### ABOUT THIS EXERCISE:
Write out the material in full, matching each line exactly.

### SUPPLIED RECORDS:
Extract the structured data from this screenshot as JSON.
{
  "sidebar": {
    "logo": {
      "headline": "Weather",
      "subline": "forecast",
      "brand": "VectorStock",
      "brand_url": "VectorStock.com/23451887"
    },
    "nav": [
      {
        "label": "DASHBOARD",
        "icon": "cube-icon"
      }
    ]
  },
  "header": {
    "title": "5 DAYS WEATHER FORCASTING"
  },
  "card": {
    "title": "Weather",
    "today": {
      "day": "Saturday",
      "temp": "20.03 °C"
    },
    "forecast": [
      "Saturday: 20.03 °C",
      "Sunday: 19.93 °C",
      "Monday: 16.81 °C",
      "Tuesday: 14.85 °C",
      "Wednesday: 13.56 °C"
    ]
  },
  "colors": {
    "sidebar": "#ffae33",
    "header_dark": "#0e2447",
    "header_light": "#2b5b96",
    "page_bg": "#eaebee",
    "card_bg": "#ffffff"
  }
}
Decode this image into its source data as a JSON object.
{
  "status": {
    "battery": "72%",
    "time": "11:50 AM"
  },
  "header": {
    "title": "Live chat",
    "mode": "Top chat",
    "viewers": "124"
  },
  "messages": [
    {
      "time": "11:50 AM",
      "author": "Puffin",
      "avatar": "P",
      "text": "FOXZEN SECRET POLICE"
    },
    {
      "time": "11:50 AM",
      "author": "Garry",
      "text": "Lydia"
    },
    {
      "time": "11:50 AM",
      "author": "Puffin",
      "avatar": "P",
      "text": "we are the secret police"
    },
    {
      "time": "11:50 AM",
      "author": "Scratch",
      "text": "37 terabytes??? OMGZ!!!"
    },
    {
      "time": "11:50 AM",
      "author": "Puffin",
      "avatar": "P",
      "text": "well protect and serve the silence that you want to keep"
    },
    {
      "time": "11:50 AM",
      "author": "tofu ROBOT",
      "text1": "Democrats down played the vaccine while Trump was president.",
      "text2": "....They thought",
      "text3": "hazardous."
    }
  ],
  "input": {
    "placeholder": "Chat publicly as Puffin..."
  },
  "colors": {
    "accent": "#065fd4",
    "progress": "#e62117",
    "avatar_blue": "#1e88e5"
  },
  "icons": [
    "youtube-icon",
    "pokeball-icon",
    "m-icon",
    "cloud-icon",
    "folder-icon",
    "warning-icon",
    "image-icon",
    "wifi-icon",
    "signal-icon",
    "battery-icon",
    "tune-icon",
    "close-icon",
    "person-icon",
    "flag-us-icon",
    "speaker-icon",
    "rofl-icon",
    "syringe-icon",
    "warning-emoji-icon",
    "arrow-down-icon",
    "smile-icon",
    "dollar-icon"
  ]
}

### ANSWER AREA:
Extract the structured data from this screenshot as JSON.
{
  "sidebar": {
    "logo": {
      "headline": "Weather",
      "subline": "forecast",
      "brand": "VectorStock",
      "brand_url": "VectorStock.com/23451887"
    },
    "nav": [
      {
        "label": "DASHBOARD",
        "icon": "cube-icon"
      }
    ]
  },
  "header": {
    "title": "5 DAYS WEATHER FORCASTING"
  },
  "card": {
    "title": "Weather",
    "today": {
      "day": "Saturday",
      "temp": "20.03 °C"
    },
    "forecast": [
      "Saturday: 20.03 °C",
      "Sunday: 19.93 °C",
      "Monday: 16.81 °C",
      "Tuesday: 14.85 °C",
      "Wednesday: 13.56 °C"
    ]
  },
  "colors": {
    "sidebar": "#ffae33",
    "header_dark": "#0e2447",
    "header_light": "#2b5b96",
    "page_bg": "#eaebee",
    "card_bg": "#ffffff"
  }
}
Decode this image into its source data as a JSON object.
{
  "status": {
    "battery": "72%",
    "time": "11:50 AM"
  },
  "header": {
    "title": "Live chat",
    "mode": "Top chat",
    "viewers": "124"
  },
  "messages": [
    {
      "time": "11:50 AM",
      "author": "Puffin",
      "avatar": "P",
      "text": "FOXZEN SECRET POLICE"
    },
    {
      "time": "11:50 AM",
      "author": "Garry",
      "text": "Lydia"
    },
    {
      "time": "11:50 AM",
      "author": "Puffin",
      "avatar": "P",
      "text": "we are the secret police"
    },
    {
      "time": "11:50 AM",
      "author": "Scratch",
      "text": "37 terabytes??? OMGZ!!!"
    },
    {
      "time": "11:50 AM",
      "author": "Puffin",
      "avatar": "P",
      "text": "well protect and serve the silence that you want to keep"
    },
    {
      "time": "11:50 AM",
      "author": "tofu ROBOT",
      "text1": "Democrats down played the vaccine while Trump was president.",
      "text2": "....They thought",
      "text3": "hazardous."
    }
  ],
  "input": {
    "placeholder": "Chat publicly as Puffin..."
  },
  "colors": {
    "accent": "#065fd4",
    "progress": "#e62117",
    "avatar_blue": "#1e88e5"
  },
  "icons": [
    "youtube-icon",
    "pokeball-icon",
    "m-icon",
    "cloud-icon",
    "folder-icon",
    "warning-icon",
    "image-icon",
    "wifi-icon",
    "signal-icon",
    "battery-icon",
    "tune-icon",
    "close-icon",
    "person-icon",
    "flag-us-icon",
    "speaker-icon",
    "rofl-icon",
    "syringe-icon",
    "warning-emoji-icon",
    "arrow-down-icon",
    "smile-icon",
    "dollar-icon"
  ]
}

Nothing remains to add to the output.